Scott Walker fires back at Obama on collective bargaining

Republican presidential candidate Gov. Scott Walker, R-Wis., meets local residents Thomas and Lynn Walsh during a stop at the Washington General Store during his two-day motorcycle tour through the nation's earliest presidential primary voting state, Sunday, Sept. 6, 2015, in Washington, N.H.

AP Photo/Jim Cole

President Obama and Democratic frontrunner Hillary Clinton are scared. At least, that's what Wisconsin Gov. Scott Walker thinks.

Speaking to reporters in Rochester, New Hampshire Monday, the 2016 Republican presidential candidate said Mr. Obama and Clinton were targeting him and afraid of his candidacy because they believe that "we can win. And when we win, we will actually do what we said we were going to do."

Walker's remarks came in response to the president's Labor Day speech in Boston, in which Mr. Obama alluded to Republican presidential candidates who have worked to weaken unions.

"He is bragging about how he destroyed collective bargaining rights in his state, and says that busting workers prepares him to fight ISIL. I didn't make that up!" the president said of Walker, without naming him.

Walker told reporters that collective bargaining is "not a right, but is an expensive entitlement" and cited the cost savings in Wisconsin as a benefit to all taxpayers in the state.

He added that, "this is an issue where the president is just wrong."

Walker has seen his poll numbers decline steadily since announcing his candidacy in early July when he was leading in Iowa and in the top three in New Hampshire.
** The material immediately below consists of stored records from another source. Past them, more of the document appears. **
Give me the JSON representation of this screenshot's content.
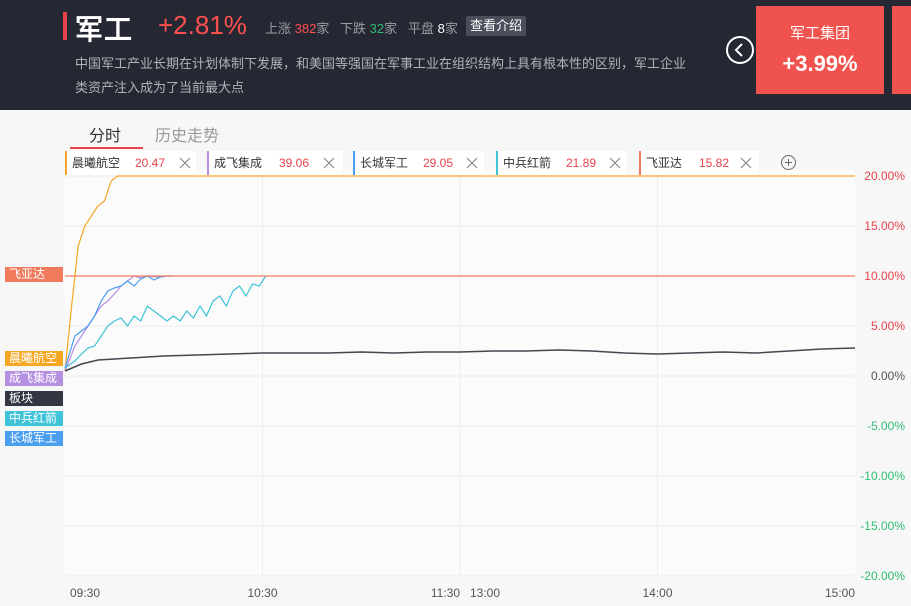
{
  "header": {
    "sector_name": "军工",
    "sector_change": "+2.81%",
    "stats": {
      "up_label": "上涨",
      "up_count": "382",
      "up_unit": "家",
      "down_label": "下跌",
      "down_count": "32",
      "down_unit": "家",
      "flat_label": "平盘",
      "flat_count": "8",
      "flat_unit": "家"
    },
    "intro_button": "查看介绍",
    "description": "中国军工产业长期在计划体制下发展，和美国等强国在军事工业在组织结构上具有根本性的区别，军工企业类资产注入成为了当前最大点",
    "top_card": {
      "name": "军工集团",
      "change": "+3.99%"
    }
  },
  "tabs": [
    {
      "label": "分时",
      "active": true
    },
    {
      "label": "历史走势",
      "active": false
    }
  ],
  "stocks": [
    {
      "name": "晨曦航空",
      "price": "20.47",
      "color": "#f5a623"
    },
    {
      "name": "成飞集成",
      "price": "39.06",
      "color": "#b58fe0"
    },
    {
      "name": "长城军工",
      "price": "29.05",
      "color": "#4a9ef0"
    },
    {
      "name": "中兵红箭",
      "price": "21.89",
      "color": "#3fc3d8"
    },
    {
      "name": "飞亚达",
      "price": "15.82",
      "color": "#ef7b5c"
    }
  ],
  "legend_tags": [
    {
      "label": "飞亚达",
      "color": "#ef7b5c"
    },
    {
      "label": "晨曦航空",
      "color": "#f5a623"
    },
    {
      "label": "成飞集成",
      "color": "#b58fe0"
    },
    {
      "label": "板块",
      "color": "#333640"
    },
    {
      "label": "中兵红箭",
      "color": "#3fc3d8"
    },
    {
      "label": "长城军工",
      "color": "#4a9ef0"
    }
  ],
  "chart_data": {
    "type": "line",
    "x_ticks": [
      "09:30",
      "10:30",
      "11:30",
      "13:00",
      "14:00",
      "15:00"
    ],
    "y_ticks": [
      "20.00%",
      "15.00%",
      "10.00%",
      "5.00%",
      "0.00%",
      "-5.00%",
      "-10.00%",
      "-15.00%",
      "-20.00%"
    ],
    "ylim": [
      -20,
      20
    ],
    "x_minutes_range": [
      0,
      240
    ],
    "colors": {
      "up": "#e8434a",
      "down": "#2fbd74",
      "flat": "#555555"
    },
    "series": [
      {
        "name": "晨曦航空",
        "color": "#f5a623",
        "x": [
          0,
          2,
          4,
          6,
          8,
          10,
          12,
          14,
          16,
          240
        ],
        "y": [
          0.5,
          7.0,
          13.0,
          15.0,
          16.0,
          17.0,
          17.5,
          19.5,
          20.0,
          20.0
        ]
      },
      {
        "name": "成飞集成",
        "color": "#b58fe0",
        "x": [
          0,
          3,
          5,
          7,
          9,
          11,
          13,
          15,
          17,
          19,
          21,
          23,
          25,
          28,
          30
        ],
        "y": [
          0.5,
          3.0,
          4.0,
          5.0,
          6.0,
          7.0,
          7.5,
          8.2,
          9.0,
          9.5,
          10.0,
          9.8,
          10.0,
          9.9,
          10.0
        ]
      },
      {
        "name": "长城军工",
        "color": "#4a9ef0",
        "x": [
          0,
          3,
          5,
          7,
          9,
          11,
          13,
          15,
          17,
          19,
          21,
          23,
          25,
          27,
          29,
          31,
          33
        ],
        "y": [
          0.8,
          4.0,
          4.5,
          5.0,
          6.0,
          7.5,
          8.5,
          8.8,
          9.0,
          9.5,
          9.0,
          9.7,
          10.0,
          9.6,
          9.9,
          10.0,
          10.0
        ]
      },
      {
        "name": "中兵红箭",
        "color": "#3fc3d8",
        "x": [
          0,
          3,
          5,
          7,
          9,
          11,
          13,
          15,
          17,
          19,
          21,
          23,
          25,
          27,
          29,
          31,
          33,
          35,
          37,
          39,
          41,
          43,
          45,
          47,
          49,
          51,
          53,
          55,
          57,
          59,
          61
        ],
        "y": [
          0.8,
          1.5,
          2.2,
          2.8,
          3.0,
          4.0,
          5.0,
          5.5,
          5.8,
          5.0,
          6.0,
          5.5,
          7.0,
          6.5,
          6.0,
          5.5,
          6.0,
          5.5,
          6.5,
          5.8,
          7.0,
          6.0,
          7.5,
          8.0,
          7.0,
          8.5,
          9.0,
          8.0,
          9.2,
          9.0,
          10.0
        ]
      },
      {
        "name": "板块",
        "color": "#444650",
        "x": [
          0,
          5,
          10,
          15,
          20,
          25,
          30,
          40,
          50,
          60,
          70,
          80,
          90,
          100,
          110,
          120,
          130,
          140,
          150,
          160,
          170,
          180,
          190,
          200,
          210,
          220,
          230,
          240
        ],
        "y": [
          0.5,
          1.2,
          1.6,
          1.7,
          1.8,
          1.9,
          2.0,
          2.1,
          2.2,
          2.3,
          2.3,
          2.3,
          2.4,
          2.3,
          2.4,
          2.4,
          2.5,
          2.5,
          2.6,
          2.5,
          2.3,
          2.2,
          2.3,
          2.4,
          2.3,
          2.5,
          2.7,
          2.8
        ]
      },
      {
        "name": "飞亚达",
        "color": "#ef7b5c",
        "x": [
          0,
          240
        ],
        "y": [
          10.0,
          10.0
        ]
      }
    ]
  }
}
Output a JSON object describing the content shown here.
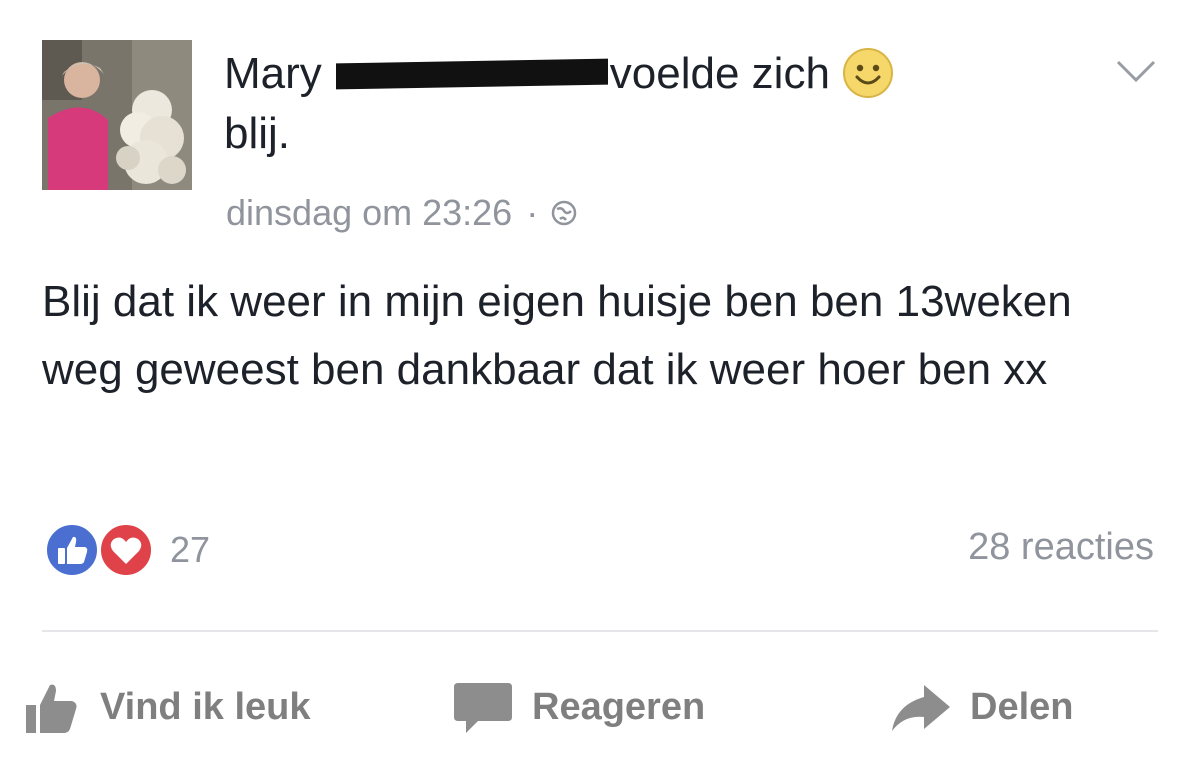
{
  "post": {
    "author": "Mary",
    "feeling_text": "voelde zich",
    "feeling_suffix": "blij.",
    "feeling_icon": "smiley-icon",
    "timestamp": "dinsdag om 23:26",
    "separator": "·",
    "privacy_icon": "globe-icon",
    "body": "Blij dat ik weer in mijn eigen huisje ben ben 13weken weg geweest ben dankbaar dat ik weer hoer ben xx"
  },
  "reactions": {
    "count": "27",
    "icons": [
      "like-reaction-icon",
      "love-reaction-icon"
    ],
    "comments_label": "28 reacties"
  },
  "actions": {
    "like_label": "Vind ik leuk",
    "comment_label": "Reageren",
    "share_label": "Delen"
  },
  "colors": {
    "like_blue": "#4a6fd0",
    "love_red": "#e0424a",
    "meta_gray": "#90949c",
    "action_gray": "#7f7f7f"
  }
}
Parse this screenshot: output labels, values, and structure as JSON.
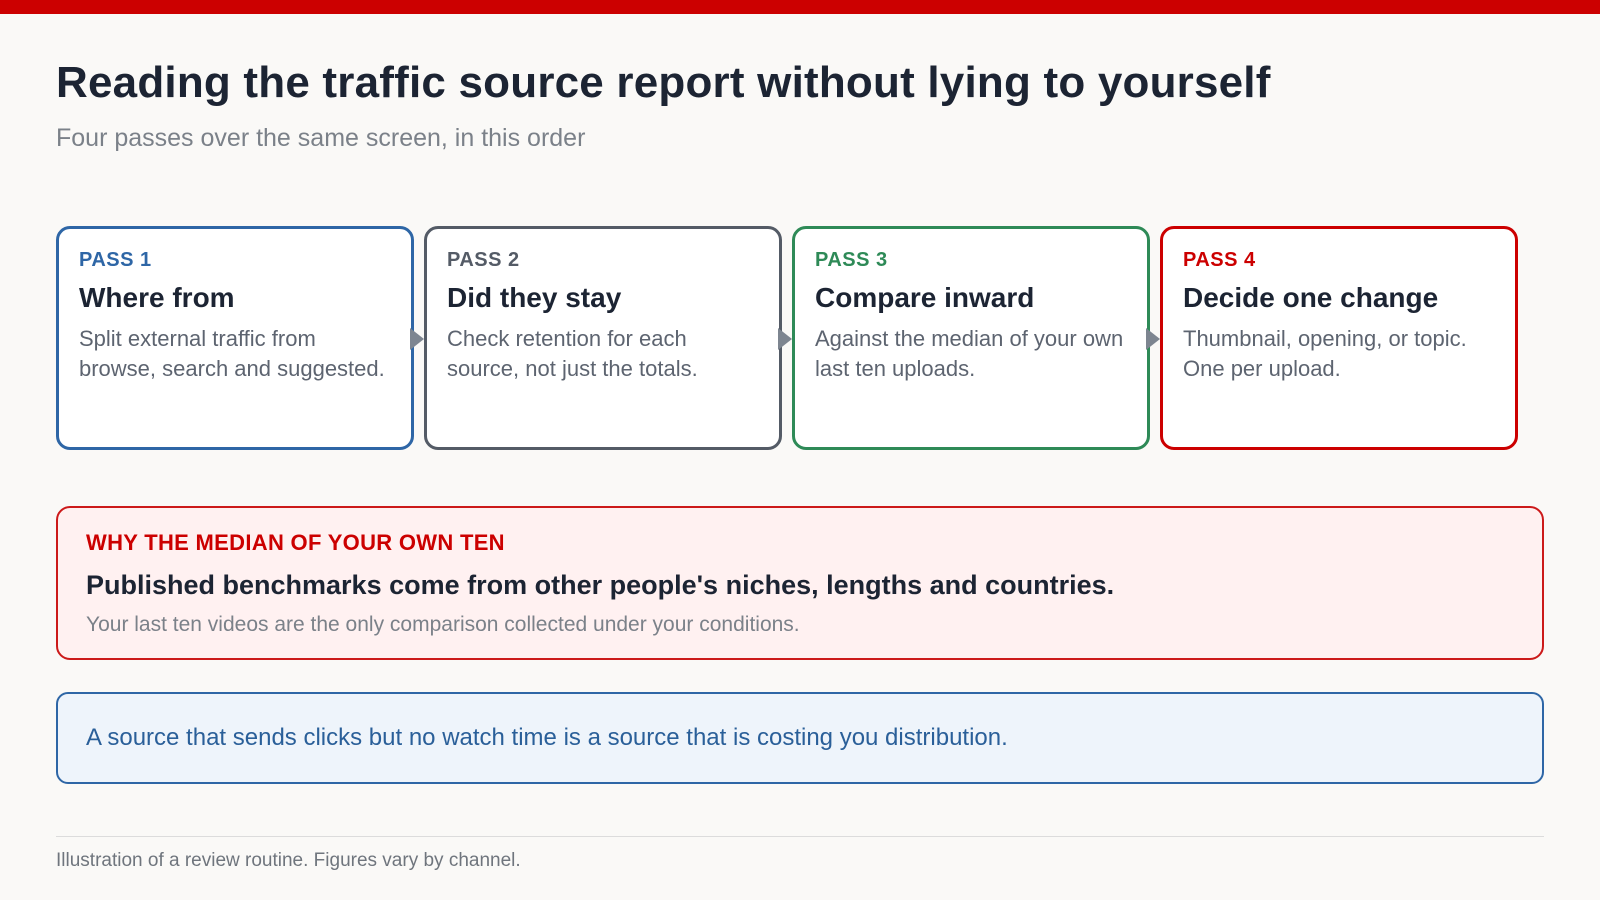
{
  "header": {
    "title": "Reading the traffic source report without lying to yourself",
    "subtitle": "Four passes over the same screen, in this order"
  },
  "passes": [
    {
      "label": "PASS 1",
      "title": "Where from",
      "desc": "Split external traffic from browse, search and suggested.",
      "color": "#2e66a6"
    },
    {
      "label": "PASS 2",
      "title": "Did they stay",
      "desc": "Check retention for each source, not just the totals.",
      "color": "#545b66"
    },
    {
      "label": "PASS 3",
      "title": "Compare inward",
      "desc": "Against the median of your own last ten uploads.",
      "color": "#2e8a57"
    },
    {
      "label": "PASS 4",
      "title": "Decide one change",
      "desc": "Thumbnail, opening, or topic. One per upload.",
      "color": "#cc0000"
    }
  ],
  "callout": {
    "label": "WHY THE MEDIAN OF YOUR OWN TEN",
    "headline": "Published benchmarks come from other people's niches, lengths and countries.",
    "body": "Your last ten videos are the only comparison collected under your conditions."
  },
  "note": {
    "text": "A source that sends clicks but no watch time is a source that is costing you distribution."
  },
  "footer": {
    "text": "Illustration of a review routine. Figures vary by channel."
  }
}
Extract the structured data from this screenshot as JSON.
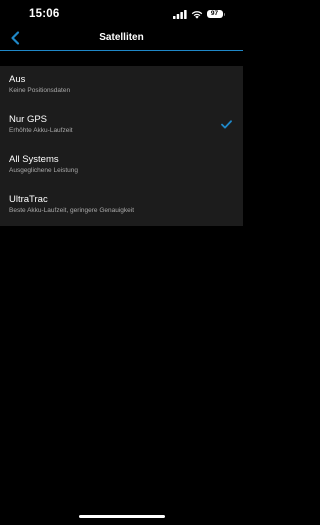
{
  "status_bar": {
    "time": "15:06",
    "battery": "97"
  },
  "nav": {
    "title": "Satelliten",
    "accent_color": "#1f88c8"
  },
  "options": [
    {
      "label": "Aus",
      "description": "Keine Positionsdaten",
      "selected": false
    },
    {
      "label": "Nur GPS",
      "description": "Erhöhte Akku-Laufzeit",
      "selected": true
    },
    {
      "label": "All Systems",
      "description": "Ausgeglichene Leistung",
      "selected": false
    },
    {
      "label": "UltraTrac",
      "description": "Beste Akku-Laufzeit, geringere Genauigkeit",
      "selected": false
    }
  ],
  "icons": {
    "back": "chevron-left-icon",
    "selected": "check-icon"
  }
}
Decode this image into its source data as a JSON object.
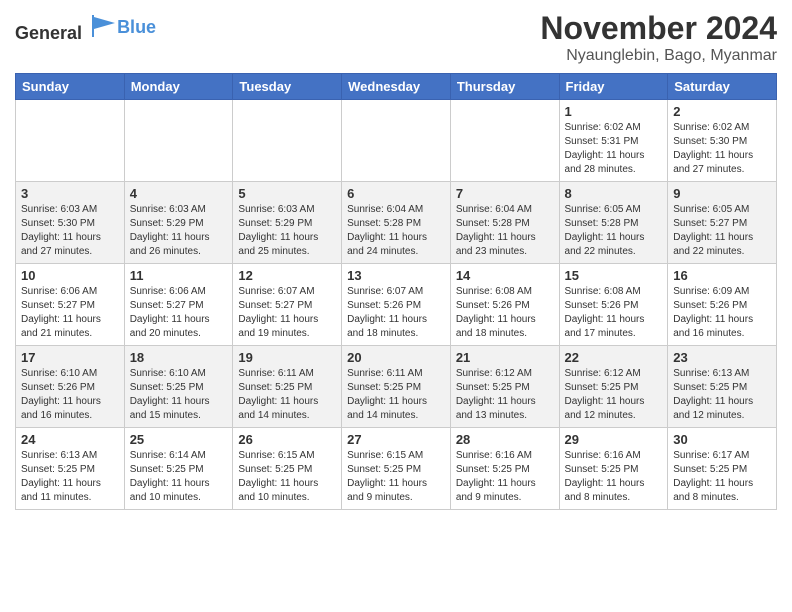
{
  "header": {
    "logo_line1": "General",
    "logo_line2": "Blue",
    "month": "November 2024",
    "location": "Nyaunglebin, Bago, Myanmar"
  },
  "weekdays": [
    "Sunday",
    "Monday",
    "Tuesday",
    "Wednesday",
    "Thursday",
    "Friday",
    "Saturday"
  ],
  "weeks": [
    [
      {
        "day": "",
        "info": ""
      },
      {
        "day": "",
        "info": ""
      },
      {
        "day": "",
        "info": ""
      },
      {
        "day": "",
        "info": ""
      },
      {
        "day": "",
        "info": ""
      },
      {
        "day": "1",
        "info": "Sunrise: 6:02 AM\nSunset: 5:31 PM\nDaylight: 11 hours and 28 minutes."
      },
      {
        "day": "2",
        "info": "Sunrise: 6:02 AM\nSunset: 5:30 PM\nDaylight: 11 hours and 27 minutes."
      }
    ],
    [
      {
        "day": "3",
        "info": "Sunrise: 6:03 AM\nSunset: 5:30 PM\nDaylight: 11 hours and 27 minutes."
      },
      {
        "day": "4",
        "info": "Sunrise: 6:03 AM\nSunset: 5:29 PM\nDaylight: 11 hours and 26 minutes."
      },
      {
        "day": "5",
        "info": "Sunrise: 6:03 AM\nSunset: 5:29 PM\nDaylight: 11 hours and 25 minutes."
      },
      {
        "day": "6",
        "info": "Sunrise: 6:04 AM\nSunset: 5:28 PM\nDaylight: 11 hours and 24 minutes."
      },
      {
        "day": "7",
        "info": "Sunrise: 6:04 AM\nSunset: 5:28 PM\nDaylight: 11 hours and 23 minutes."
      },
      {
        "day": "8",
        "info": "Sunrise: 6:05 AM\nSunset: 5:28 PM\nDaylight: 11 hours and 22 minutes."
      },
      {
        "day": "9",
        "info": "Sunrise: 6:05 AM\nSunset: 5:27 PM\nDaylight: 11 hours and 22 minutes."
      }
    ],
    [
      {
        "day": "10",
        "info": "Sunrise: 6:06 AM\nSunset: 5:27 PM\nDaylight: 11 hours and 21 minutes."
      },
      {
        "day": "11",
        "info": "Sunrise: 6:06 AM\nSunset: 5:27 PM\nDaylight: 11 hours and 20 minutes."
      },
      {
        "day": "12",
        "info": "Sunrise: 6:07 AM\nSunset: 5:27 PM\nDaylight: 11 hours and 19 minutes."
      },
      {
        "day": "13",
        "info": "Sunrise: 6:07 AM\nSunset: 5:26 PM\nDaylight: 11 hours and 18 minutes."
      },
      {
        "day": "14",
        "info": "Sunrise: 6:08 AM\nSunset: 5:26 PM\nDaylight: 11 hours and 18 minutes."
      },
      {
        "day": "15",
        "info": "Sunrise: 6:08 AM\nSunset: 5:26 PM\nDaylight: 11 hours and 17 minutes."
      },
      {
        "day": "16",
        "info": "Sunrise: 6:09 AM\nSunset: 5:26 PM\nDaylight: 11 hours and 16 minutes."
      }
    ],
    [
      {
        "day": "17",
        "info": "Sunrise: 6:10 AM\nSunset: 5:26 PM\nDaylight: 11 hours and 16 minutes."
      },
      {
        "day": "18",
        "info": "Sunrise: 6:10 AM\nSunset: 5:25 PM\nDaylight: 11 hours and 15 minutes."
      },
      {
        "day": "19",
        "info": "Sunrise: 6:11 AM\nSunset: 5:25 PM\nDaylight: 11 hours and 14 minutes."
      },
      {
        "day": "20",
        "info": "Sunrise: 6:11 AM\nSunset: 5:25 PM\nDaylight: 11 hours and 14 minutes."
      },
      {
        "day": "21",
        "info": "Sunrise: 6:12 AM\nSunset: 5:25 PM\nDaylight: 11 hours and 13 minutes."
      },
      {
        "day": "22",
        "info": "Sunrise: 6:12 AM\nSunset: 5:25 PM\nDaylight: 11 hours and 12 minutes."
      },
      {
        "day": "23",
        "info": "Sunrise: 6:13 AM\nSunset: 5:25 PM\nDaylight: 11 hours and 12 minutes."
      }
    ],
    [
      {
        "day": "24",
        "info": "Sunrise: 6:13 AM\nSunset: 5:25 PM\nDaylight: 11 hours and 11 minutes."
      },
      {
        "day": "25",
        "info": "Sunrise: 6:14 AM\nSunset: 5:25 PM\nDaylight: 11 hours and 10 minutes."
      },
      {
        "day": "26",
        "info": "Sunrise: 6:15 AM\nSunset: 5:25 PM\nDaylight: 11 hours and 10 minutes."
      },
      {
        "day": "27",
        "info": "Sunrise: 6:15 AM\nSunset: 5:25 PM\nDaylight: 11 hours and 9 minutes."
      },
      {
        "day": "28",
        "info": "Sunrise: 6:16 AM\nSunset: 5:25 PM\nDaylight: 11 hours and 9 minutes."
      },
      {
        "day": "29",
        "info": "Sunrise: 6:16 AM\nSunset: 5:25 PM\nDaylight: 11 hours and 8 minutes."
      },
      {
        "day": "30",
        "info": "Sunrise: 6:17 AM\nSunset: 5:25 PM\nDaylight: 11 hours and 8 minutes."
      }
    ]
  ]
}
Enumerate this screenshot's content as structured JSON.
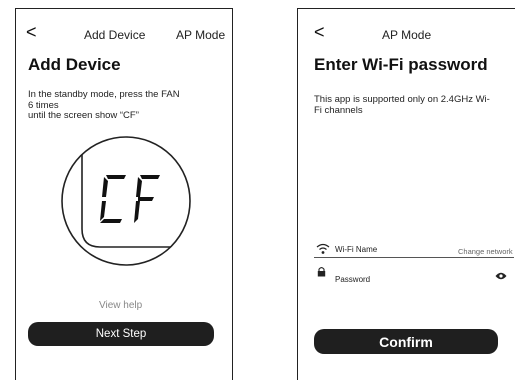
{
  "left_screen": {
    "back_glyph": "<",
    "nav_title": "Add Device",
    "nav_right": "AP Mode",
    "title": "Add Device",
    "instruction_line1": "In the standby mode, press the FAN",
    "instruction_line2": "6 times",
    "instruction_line3": "until the screen show “CF”",
    "display_code": "CF",
    "view_help": "View help",
    "next_button": "Next Step"
  },
  "right_screen": {
    "back_glyph": "<",
    "nav_title": "AP Mode",
    "title": "Enter Wi-Fi password",
    "note_line1": "This app is supported only on 2.4GHz Wi-",
    "note_line2": "Fi channels",
    "wifi_label": "Wi-Fi Name",
    "change_network": "Change network",
    "password_label": "Password",
    "confirm_button": "Confirm"
  },
  "icons": {
    "back": "chevron-left-icon",
    "wifi": "wifi-icon",
    "lock": "lock-icon",
    "eye": "eye-icon"
  }
}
The latest poll from NBC News and Marist has Walker in the middle of the pack with 4 percent support in New Hampshire and 5 percent in Iowa.

He is finishing a two-day motorcycle tour through New Hampshire, where he visited all ten counties on a Harley Davidson. This was Walker's fourth trip to the Granite State since he announced his candidacy.

On Tuesday, the Walker-aligned Unintimidated PAC will start airing its first television ad in Iowa that highlights the governor's fight with union members and protesters. Entitled "Fight and Win" the 60-second ad features footage from the contentious protests in Madison in 2011.